No. 57 - Apple & Eve: Bought Northland Cranberries’ branded juice business in 2005, making it the leader in 100 percent cranberry juice products. The deal included a supply agreement for Northland, which continues to operate as a grower.
No. 63 - Cruzan International: Changed its name from Todhunter International to Cruzan International in 2005 to emphasize its leading rum brand, Cruzan. The company makes its final appearance on this year’s list, as it announced last fall that it would become part of Absolut Spirits Co.
Being the top dog
Executives at No. 1 Coca-Cola may not get the same kind of paparazzi attention as Britney Spears, but the company is definitely hounded by competition.

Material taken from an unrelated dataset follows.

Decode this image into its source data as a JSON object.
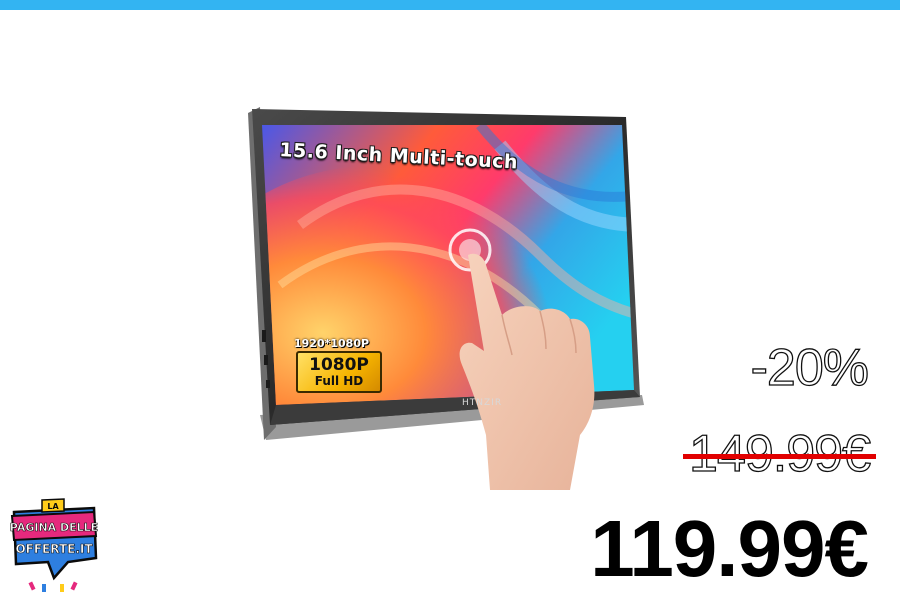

Not to mention that when you are already the powerhouse, it’s a lot tougher to keep racking up the increases year over year.
Coca-Cola managed to do it last year, adding an extra $1.2 billion in 2005 sales vs. 2004. The company credits the increase to its efforts to stabilize share in the RTD segment (after losing share the prior year) and growing sports, juice and water worldwide. On the flip side, it lost worldwide share in teas and coffees last year. The response to that: “… improvement is a key focus for 2006.”
Like many of the brands in our Top 100, the Starbucks name carries a lot of leverage with consumers. It’s not merely trendy, it’s become part of pop culture and it is extending its influence beyond the coffee shop.
Starbucks now has an entertainment division, Starbucks Entertainment, that’s designed to create marketing ventures to link the brand with films, music and books — in some cases with a financial stake for Starbucks. The company’s first film deal was backing Lionsgate’s Akeelah and the Bee (the equity stake was not disclosed), released this spring.
Chairman Howard Schultz recently told USA Today, “Our customers have given us permission to extend the experience.”
Strengthening the Bull
Red Bull has been steadily climbing the Top 100 list, with enviable sales gains — an accomplishment made even more significant considering all of its sales stem from just one brand and two products, a regular and sugar-free version. Last year, sales grew 28.9 percent to land the company at $2.5 billion.
This summer, the company plans to add one more variation to its mix … a larger 16.6-ounce version of the product is being tested in Las Vegas. While many competitors have launched comparable energy drinks at this larger size (as opposed to the traditional 8-ounce energy drink size) with price points hovering around CSD prices, Red Bull is pricing its 16.6-ounce product at $3.59. “We want to see the impact of a premium-priced 16-ounce product on the overall category,” says Red Bull spokesperson Patrice Radden.